Dr West, to get further clarity on your answer about maximum radiation, is there a "lifetime" maximum amount of radiation a person can get to a single spot? for example, if a patient currently gets a max dose of radiation, is it possible to come back to the same spot with more radiation a year or two later (maybe with a different type of radiotherapy) Or is it once you hit that max limit, you are cut off from radiation to that spot?

Dan

catdander
Reply To: Pain from palliative chest radiation typical?

I will contact a doctor to answer your shinbo.

I hope your mother will feel better soon soon,
Janine

Dr West
Reply To: Pain from palliative chest radiation typical?

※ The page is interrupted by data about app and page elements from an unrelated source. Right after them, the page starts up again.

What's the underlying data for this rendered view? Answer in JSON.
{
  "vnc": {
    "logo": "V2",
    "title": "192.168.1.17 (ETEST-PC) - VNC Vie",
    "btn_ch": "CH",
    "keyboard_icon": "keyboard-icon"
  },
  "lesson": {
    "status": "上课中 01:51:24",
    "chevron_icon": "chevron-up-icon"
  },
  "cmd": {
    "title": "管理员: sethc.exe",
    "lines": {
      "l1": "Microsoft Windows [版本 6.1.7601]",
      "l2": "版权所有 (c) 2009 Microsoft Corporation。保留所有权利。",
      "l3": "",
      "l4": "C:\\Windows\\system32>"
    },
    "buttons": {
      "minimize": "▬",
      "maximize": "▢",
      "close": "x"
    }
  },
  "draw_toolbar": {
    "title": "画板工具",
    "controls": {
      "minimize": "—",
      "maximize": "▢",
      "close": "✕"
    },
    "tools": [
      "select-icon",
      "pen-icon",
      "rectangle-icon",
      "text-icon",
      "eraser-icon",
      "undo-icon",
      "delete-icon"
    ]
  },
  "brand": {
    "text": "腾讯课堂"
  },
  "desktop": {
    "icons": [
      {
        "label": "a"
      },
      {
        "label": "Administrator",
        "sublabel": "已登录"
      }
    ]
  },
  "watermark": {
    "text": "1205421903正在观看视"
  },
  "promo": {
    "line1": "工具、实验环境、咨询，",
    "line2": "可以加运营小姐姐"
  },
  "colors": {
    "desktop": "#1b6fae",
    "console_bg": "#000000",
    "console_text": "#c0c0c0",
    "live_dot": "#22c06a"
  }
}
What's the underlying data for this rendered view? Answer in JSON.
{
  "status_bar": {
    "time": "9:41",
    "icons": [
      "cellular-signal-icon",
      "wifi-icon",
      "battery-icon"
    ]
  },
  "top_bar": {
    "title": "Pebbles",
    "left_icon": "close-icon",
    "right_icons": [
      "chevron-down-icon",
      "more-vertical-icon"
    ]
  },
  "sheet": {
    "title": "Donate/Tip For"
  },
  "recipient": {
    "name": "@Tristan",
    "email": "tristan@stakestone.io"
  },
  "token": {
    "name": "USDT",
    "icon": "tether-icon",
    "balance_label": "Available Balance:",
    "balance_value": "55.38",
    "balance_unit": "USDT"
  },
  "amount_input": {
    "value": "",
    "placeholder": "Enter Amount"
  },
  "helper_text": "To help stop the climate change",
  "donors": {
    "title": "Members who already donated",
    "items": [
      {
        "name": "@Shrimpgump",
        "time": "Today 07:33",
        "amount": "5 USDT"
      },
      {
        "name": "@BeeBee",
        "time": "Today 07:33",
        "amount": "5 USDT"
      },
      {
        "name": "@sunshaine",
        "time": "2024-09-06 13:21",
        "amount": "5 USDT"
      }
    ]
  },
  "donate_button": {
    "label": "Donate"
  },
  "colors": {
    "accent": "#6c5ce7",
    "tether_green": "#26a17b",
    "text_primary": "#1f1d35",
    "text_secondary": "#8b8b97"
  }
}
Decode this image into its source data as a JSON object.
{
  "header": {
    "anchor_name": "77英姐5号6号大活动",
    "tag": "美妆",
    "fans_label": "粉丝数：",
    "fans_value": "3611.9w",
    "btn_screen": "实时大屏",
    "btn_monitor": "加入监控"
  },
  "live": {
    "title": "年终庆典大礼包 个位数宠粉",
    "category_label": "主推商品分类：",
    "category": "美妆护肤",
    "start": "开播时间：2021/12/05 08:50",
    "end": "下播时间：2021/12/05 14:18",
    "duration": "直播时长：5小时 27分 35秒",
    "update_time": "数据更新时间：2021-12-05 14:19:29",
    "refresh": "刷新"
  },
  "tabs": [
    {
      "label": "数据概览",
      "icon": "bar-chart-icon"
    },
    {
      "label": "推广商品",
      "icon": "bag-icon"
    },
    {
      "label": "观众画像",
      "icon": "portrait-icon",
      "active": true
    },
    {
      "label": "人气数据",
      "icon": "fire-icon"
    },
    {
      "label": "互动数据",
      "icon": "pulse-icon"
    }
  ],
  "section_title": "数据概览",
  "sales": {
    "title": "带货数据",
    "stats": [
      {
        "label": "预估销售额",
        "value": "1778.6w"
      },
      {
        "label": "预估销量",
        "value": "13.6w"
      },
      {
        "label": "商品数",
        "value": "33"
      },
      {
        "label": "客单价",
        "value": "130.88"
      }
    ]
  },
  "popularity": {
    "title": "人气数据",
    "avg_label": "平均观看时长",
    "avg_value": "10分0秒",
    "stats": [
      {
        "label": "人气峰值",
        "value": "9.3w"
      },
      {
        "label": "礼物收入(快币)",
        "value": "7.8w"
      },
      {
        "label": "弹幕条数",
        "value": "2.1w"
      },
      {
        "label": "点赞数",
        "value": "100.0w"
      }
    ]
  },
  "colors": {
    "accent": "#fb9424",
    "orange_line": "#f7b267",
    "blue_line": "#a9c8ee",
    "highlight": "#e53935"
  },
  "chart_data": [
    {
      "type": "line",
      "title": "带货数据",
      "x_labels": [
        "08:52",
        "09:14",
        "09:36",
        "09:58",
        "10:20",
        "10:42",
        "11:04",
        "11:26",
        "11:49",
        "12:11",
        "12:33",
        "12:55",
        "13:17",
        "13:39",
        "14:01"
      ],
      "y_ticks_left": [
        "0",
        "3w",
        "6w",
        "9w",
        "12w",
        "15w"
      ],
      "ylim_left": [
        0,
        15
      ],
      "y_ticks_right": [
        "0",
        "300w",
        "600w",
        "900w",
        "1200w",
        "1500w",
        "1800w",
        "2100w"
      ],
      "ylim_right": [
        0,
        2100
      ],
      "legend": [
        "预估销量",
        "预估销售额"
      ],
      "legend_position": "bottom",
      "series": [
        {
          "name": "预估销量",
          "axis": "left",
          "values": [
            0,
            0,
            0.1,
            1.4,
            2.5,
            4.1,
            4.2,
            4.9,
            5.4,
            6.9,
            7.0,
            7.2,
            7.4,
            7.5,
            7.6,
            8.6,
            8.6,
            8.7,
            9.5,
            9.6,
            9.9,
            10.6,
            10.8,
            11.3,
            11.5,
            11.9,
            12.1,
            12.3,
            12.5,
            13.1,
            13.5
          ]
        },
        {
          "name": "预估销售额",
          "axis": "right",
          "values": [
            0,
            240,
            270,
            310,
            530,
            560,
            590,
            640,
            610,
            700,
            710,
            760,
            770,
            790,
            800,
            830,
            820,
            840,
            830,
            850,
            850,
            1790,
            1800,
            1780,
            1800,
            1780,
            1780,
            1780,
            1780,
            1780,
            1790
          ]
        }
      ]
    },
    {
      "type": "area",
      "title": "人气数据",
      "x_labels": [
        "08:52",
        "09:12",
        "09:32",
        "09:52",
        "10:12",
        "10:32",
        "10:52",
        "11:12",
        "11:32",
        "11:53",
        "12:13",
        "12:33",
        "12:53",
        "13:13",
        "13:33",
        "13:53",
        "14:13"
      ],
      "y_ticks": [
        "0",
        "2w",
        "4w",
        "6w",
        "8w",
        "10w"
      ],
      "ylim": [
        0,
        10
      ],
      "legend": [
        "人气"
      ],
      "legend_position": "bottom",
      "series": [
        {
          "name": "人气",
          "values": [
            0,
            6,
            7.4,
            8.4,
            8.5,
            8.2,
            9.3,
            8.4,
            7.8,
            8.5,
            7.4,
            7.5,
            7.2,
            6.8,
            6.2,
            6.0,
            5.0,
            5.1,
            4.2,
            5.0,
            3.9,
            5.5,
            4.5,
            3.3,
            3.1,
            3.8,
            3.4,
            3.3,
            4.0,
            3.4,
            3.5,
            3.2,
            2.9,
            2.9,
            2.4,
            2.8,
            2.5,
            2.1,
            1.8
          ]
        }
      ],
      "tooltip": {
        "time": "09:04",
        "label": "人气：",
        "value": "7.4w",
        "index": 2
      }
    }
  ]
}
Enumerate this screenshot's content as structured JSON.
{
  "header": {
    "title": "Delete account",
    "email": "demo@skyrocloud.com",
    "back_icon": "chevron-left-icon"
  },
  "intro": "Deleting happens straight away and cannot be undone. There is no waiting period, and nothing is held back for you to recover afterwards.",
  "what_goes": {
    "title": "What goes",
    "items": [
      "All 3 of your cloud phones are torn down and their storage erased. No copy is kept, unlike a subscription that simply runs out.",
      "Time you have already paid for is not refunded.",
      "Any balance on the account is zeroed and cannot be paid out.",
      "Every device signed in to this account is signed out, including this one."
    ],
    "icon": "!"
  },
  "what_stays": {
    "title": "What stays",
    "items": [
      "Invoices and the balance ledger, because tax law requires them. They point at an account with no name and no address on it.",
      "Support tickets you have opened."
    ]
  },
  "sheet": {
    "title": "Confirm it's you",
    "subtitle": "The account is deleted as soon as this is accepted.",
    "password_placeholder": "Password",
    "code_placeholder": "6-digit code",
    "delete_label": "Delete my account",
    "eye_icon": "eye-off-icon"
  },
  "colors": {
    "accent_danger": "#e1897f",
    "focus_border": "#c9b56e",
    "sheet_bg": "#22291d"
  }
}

The answer is that it's a matter of judgment. There are general guidelines for different areas, but in certain cases, when there are no alternatives, some radiation oncologists may consider exceeding those guidelines. This really depends on the exact situation and location, so you'd need to speak to a radiation oncologist directly evaluating the specifics of the case.

For all intents and purposes, there are no absolutely inviolable rules in cancer treatment.

-Dr. West

+++++++++++++++++++++++++
Dr. Howard (Jack) West
Medical Oncologist
City of Hope Cancer Center
Duarte, CA

Founder & President
Global Resource for Advancing
Cancer Education

Dr Gadgeel
Reply To: Pain from palliative chest radiation typical?

The only thing I can add to what Dr. West has said is that sometimes there could be esophageal (food pipe) irritation from radiation to the chest, if a significant length of the esophagus is in the radiation field. This also is unlikely to occur after 1-2 days of radiation.

If the patient has any history of gastritis, reflux then it would be worthwhile to start on a drug like Prilosec. The radiation doctor should be able to determine if esophageal irritation is a possibility.